→ **EXERCISE DESCRIPTION**:
Could you write the entries out again, exactly as they are?

◇ ◇ ◇ ◇ ◇

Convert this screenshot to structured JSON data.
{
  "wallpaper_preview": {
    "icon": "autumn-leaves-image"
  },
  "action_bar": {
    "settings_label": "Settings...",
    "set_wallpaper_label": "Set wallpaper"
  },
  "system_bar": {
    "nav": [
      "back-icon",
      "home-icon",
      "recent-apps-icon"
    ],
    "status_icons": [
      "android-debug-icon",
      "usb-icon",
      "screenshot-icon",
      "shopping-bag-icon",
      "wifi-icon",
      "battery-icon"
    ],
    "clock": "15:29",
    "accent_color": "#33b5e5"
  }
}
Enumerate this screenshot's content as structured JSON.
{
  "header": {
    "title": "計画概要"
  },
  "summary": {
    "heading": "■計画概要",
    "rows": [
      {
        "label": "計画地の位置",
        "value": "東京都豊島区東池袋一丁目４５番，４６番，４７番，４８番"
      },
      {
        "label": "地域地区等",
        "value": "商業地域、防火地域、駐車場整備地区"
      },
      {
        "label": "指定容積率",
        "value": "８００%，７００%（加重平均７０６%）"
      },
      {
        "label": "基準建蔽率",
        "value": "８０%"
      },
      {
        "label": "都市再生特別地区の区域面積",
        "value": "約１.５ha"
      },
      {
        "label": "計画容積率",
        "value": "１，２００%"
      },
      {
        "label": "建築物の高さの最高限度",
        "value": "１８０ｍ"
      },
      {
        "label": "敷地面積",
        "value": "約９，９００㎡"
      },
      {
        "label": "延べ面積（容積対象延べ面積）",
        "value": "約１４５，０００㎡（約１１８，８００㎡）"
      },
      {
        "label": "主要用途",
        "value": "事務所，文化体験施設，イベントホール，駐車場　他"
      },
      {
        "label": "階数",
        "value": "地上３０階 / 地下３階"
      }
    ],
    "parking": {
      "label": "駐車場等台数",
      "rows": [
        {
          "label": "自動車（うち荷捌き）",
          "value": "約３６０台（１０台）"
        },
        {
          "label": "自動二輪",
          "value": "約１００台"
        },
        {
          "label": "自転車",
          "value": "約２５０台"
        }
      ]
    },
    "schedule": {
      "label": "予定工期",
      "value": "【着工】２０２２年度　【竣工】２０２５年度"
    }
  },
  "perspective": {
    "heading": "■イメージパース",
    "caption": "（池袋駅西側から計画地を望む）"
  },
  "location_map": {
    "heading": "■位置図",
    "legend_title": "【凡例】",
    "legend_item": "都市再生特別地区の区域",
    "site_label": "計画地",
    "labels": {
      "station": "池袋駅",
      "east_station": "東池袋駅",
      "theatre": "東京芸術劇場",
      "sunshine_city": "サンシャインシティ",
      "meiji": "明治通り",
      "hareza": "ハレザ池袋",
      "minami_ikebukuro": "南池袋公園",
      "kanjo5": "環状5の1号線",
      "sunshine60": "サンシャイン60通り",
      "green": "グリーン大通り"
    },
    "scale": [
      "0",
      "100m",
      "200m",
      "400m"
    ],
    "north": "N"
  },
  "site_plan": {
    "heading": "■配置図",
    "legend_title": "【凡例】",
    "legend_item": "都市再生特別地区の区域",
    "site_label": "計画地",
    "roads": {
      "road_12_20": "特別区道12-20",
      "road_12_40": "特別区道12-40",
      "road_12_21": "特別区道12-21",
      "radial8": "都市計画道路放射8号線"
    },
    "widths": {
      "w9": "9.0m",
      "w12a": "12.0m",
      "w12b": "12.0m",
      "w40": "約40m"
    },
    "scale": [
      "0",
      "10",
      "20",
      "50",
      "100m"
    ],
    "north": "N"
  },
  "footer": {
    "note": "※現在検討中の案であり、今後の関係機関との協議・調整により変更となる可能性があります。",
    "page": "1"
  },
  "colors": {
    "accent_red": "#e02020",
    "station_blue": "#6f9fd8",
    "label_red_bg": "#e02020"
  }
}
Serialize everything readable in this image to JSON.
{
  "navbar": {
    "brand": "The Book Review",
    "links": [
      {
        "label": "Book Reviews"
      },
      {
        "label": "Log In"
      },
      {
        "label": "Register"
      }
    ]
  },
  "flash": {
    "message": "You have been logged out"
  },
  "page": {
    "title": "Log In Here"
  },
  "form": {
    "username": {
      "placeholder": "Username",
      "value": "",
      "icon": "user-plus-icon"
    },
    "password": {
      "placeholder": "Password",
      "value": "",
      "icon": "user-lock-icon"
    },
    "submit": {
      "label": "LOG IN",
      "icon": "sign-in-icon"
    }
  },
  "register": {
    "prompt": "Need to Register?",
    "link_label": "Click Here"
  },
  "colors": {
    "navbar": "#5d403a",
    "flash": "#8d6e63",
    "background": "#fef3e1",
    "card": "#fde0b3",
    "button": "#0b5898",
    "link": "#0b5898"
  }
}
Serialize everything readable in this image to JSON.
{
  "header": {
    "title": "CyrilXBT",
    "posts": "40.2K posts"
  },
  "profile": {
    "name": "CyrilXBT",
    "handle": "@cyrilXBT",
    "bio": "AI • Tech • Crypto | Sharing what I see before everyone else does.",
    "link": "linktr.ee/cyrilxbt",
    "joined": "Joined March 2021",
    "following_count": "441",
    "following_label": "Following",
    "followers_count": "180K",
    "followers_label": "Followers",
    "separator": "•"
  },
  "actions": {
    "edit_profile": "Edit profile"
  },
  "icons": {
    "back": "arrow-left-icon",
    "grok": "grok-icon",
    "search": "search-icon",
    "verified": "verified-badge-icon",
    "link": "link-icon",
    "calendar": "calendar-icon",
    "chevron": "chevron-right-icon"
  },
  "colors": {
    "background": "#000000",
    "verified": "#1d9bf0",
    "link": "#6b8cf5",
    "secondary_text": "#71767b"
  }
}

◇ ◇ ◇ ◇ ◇

→ **YOUR SOLUTION**:
Convert this screenshot to structured JSON data.
{
  "wallpaper_preview": {
    "icon": "autumn-leaves-image"
  },
  "action_bar": {
    "settings_label": "Settings...",
    "set_wallpaper_label": "Set wallpaper"
  },
  "system_bar": {
    "nav": [
      "back-icon",
      "home-icon",
      "recent-apps-icon"
    ],
    "status_icons": [
      "android-debug-icon",
      "usb-icon",
      "screenshot-icon",
      "shopping-bag-icon",
      "wifi-icon",
      "battery-icon"
    ],
    "clock": "15:29",
    "accent_color": "#33b5e5"
  }
}
Enumerate this screenshot's content as structured JSON.
{
  "header": {
    "title": "計画概要"
  },
  "summary": {
    "heading": "■計画概要",
    "rows": [
      {
        "label": "計画地の位置",
        "value": "東京都豊島区東池袋一丁目４５番，４６番，４７番，４８番"
      },
      {
        "label": "地域地区等",
        "value": "商業地域、防火地域、駐車場整備地区"
      },
      {
        "label": "指定容積率",
        "value": "８００%，７００%（加重平均７０６%）"
      },
      {
        "label": "基準建蔽率",
        "value": "８０%"
      },
      {
        "label": "都市再生特別地区の区域面積",
        "value": "約１.５ha"
      },
      {
        "label": "計画容積率",
        "value": "１，２００%"
      },
      {
        "label": "建築物の高さの最高限度",
        "value": "１８０ｍ"
      },
      {
        "label": "敷地面積",
        "value": "約９，９００㎡"
      },
      {
        "label": "延べ面積（容積対象延べ面積）",
        "value": "約１４５，０００㎡（約１１８，８００㎡）"
      },
      {
        "label": "主要用途",
        "value": "事務所，文化体験施設，イベントホール，駐車場　他"
      },
      {
        "label": "階数",
        "value": "地上３０階 / 地下３階"
      }
    ],
    "parking": {
      "label": "駐車場等台数",
      "rows": [
        {
          "label": "自動車（うち荷捌き）",
          "value": "約３６０台（１０台）"
        },
        {
          "label": "自動二輪",
          "value": "約１００台"
        },
        {
          "label": "自転車",
          "value": "約２５０台"
        }
      ]
    },
    "schedule": {
      "label": "予定工期",
      "value": "【着工】２０２２年度　【竣工】２０２５年度"
    }
  },
  "perspective": {
    "heading": "■イメージパース",
    "caption": "（池袋駅西側から計画地を望む）"
  },
  "location_map": {
    "heading": "■位置図",
    "legend_title": "【凡例】",
    "legend_item": "都市再生特別地区の区域",
    "site_label": "計画地",
    "labels": {
      "station": "池袋駅",
      "east_station": "東池袋駅",
      "theatre": "東京芸術劇場",
      "sunshine_city": "サンシャインシティ",
      "meiji": "明治通り",
      "hareza": "ハレザ池袋",
      "minami_ikebukuro": "南池袋公園",
      "kanjo5": "環状5の1号線",
      "sunshine60": "サンシャイン60通り",
      "green": "グリーン大通り"
    },
    "scale": [
      "0",
      "100m",
      "200m",
      "400m"
    ],
    "north": "N"
  },
  "site_plan": {
    "heading": "■配置図",
    "legend_title": "【凡例】",
    "legend_item": "都市再生特別地区の区域",
    "site_label": "計画地",
    "roads": {
      "road_12_20": "特別区道12-20",
      "road_12_40": "特別区道12-40",
      "road_12_21": "特別区道12-21",
      "radial8": "都市計画道路放射8号線"
    },
    "widths": {
      "w9": "9.0m",
      "w12a": "12.0m",
      "w12b": "12.0m",
      "w40": "約40m"
    },
    "scale": [
      "0",
      "10",
      "20",
      "50",
      "100m"
    ],
    "north": "N"
  },
  "footer": {
    "note": "※現在検討中の案であり、今後の関係機関との協議・調整により変更となる可能性があります。",
    "page": "1"
  },
  "colors": {
    "accent_red": "#e02020",
    "station_blue": "#6f9fd8",
    "label_red_bg": "#e02020"
  }
}
Serialize everything readable in this image to JSON.
{
  "navbar": {
    "brand": "The Book Review",
    "links": [
      {
        "label": "Book Reviews"
      },
      {
        "label": "Log In"
      },
      {
        "label": "Register"
      }
    ]
  },
  "flash": {
    "message": "You have been logged out"
  },
  "page": {
    "title": "Log In Here"
  },
  "form": {
    "username": {
      "placeholder": "Username",
      "value": "",
      "icon": "user-plus-icon"
    },
    "password": {
      "placeholder": "Password",
      "value": "",
      "icon": "user-lock-icon"
    },
    "submit": {
      "label": "LOG IN",
      "icon": "sign-in-icon"
    }
  },
  "register": {
    "prompt": "Need to Register?",
    "link_label": "Click Here"
  },
  "colors": {
    "navbar": "#5d403a",
    "flash": "#8d6e63",
    "background": "#fef3e1",
    "card": "#fde0b3",
    "button": "#0b5898",
    "link": "#0b5898"
  }
}
Serialize everything readable in this image to JSON.
{
  "header": {
    "title": "CyrilXBT",
    "posts": "40.2K posts"
  },
  "profile": {
    "name": "CyrilXBT",
    "handle": "@cyrilXBT",
    "bio": "AI • Tech • Crypto | Sharing what I see before everyone else does.",
    "link": "linktr.ee/cyrilxbt",
    "joined": "Joined March 2021",
    "following_count": "441",
    "following_label": "Following",
    "followers_count": "180K",
    "followers_label": "Followers",
    "separator": "•"
  },
  "actions": {
    "edit_profile": "Edit profile"
  },
  "icons": {
    "back": "arrow-left-icon",
    "grok": "grok-icon",
    "search": "search-icon",
    "verified": "verified-badge-icon",
    "link": "link-icon",
    "calendar": "calendar-icon",
    "chevron": "chevron-right-icon"
  },
  "colors": {
    "background": "#000000",
    "verified": "#1d9bf0",
    "link": "#6b8cf5",
    "secondary_text": "#71767b"
  }
}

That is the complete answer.